Peonies have been cultivated for more than 2,000 years, and are native to Asia, southern Europe and the western states of North America. The plants are three- to four-feet tall with a round shape, bearing lustrous, dark green foliage. Peony flowers are large and fragrant, smelling rather like roses, often blooming in late May and early June in northern climes. Early, mid-season and late blooming cultivars are available. In autumn, the foliage often takes on a reddish-maroon color.
The six-inch diameter blooms come in many colors including white, pink, red, maroon, yellow and bicolor. Peonies are classified into five types: single flower or Chinese, Japanese, anemone, semi-double and double. These groups are distinguished by the number of petals and the extent to which the stamens are petal-like.

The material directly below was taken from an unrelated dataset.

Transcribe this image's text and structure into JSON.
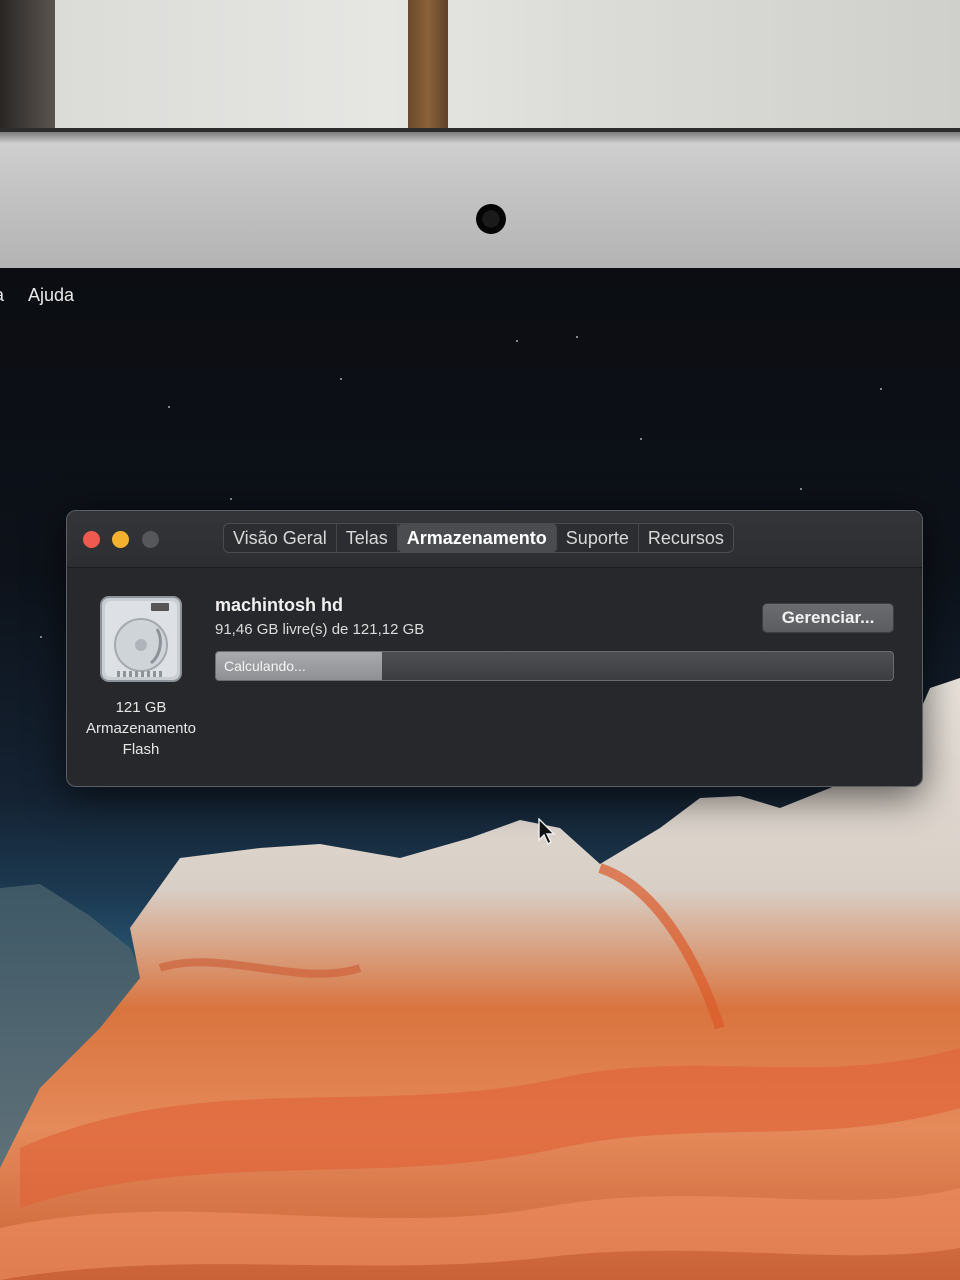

Peonies do best in full sun or in light shade. They prefer rich, loamy, well-drained soil but will tolerate and bloom in heavier clay soils. Plant peonies about four feet apart due to their large mature size. Stake peonies early in the growing season since the flowers are very heavy and hold water, which causes them to flop over. Fertilize in the spring and mulch in the winter for best growth.
Peonies live for many years in a landscape and for optimal flowering
should be placed in permanent locations. If a peony fails to bloom after
three years in the same location, it is most likely due to being planted
too deeply. When planting, roots should be placed no more than one inch
below the soil surface. Ants are attracted to the nectar on the buds, but
are not necessary for the flowers to open. Peonies occasionally have problems
with spider mites and powdery mildew in Colorado.
Adapted from: Colorado State University Cooperative Extension Sources, Credits and Copyright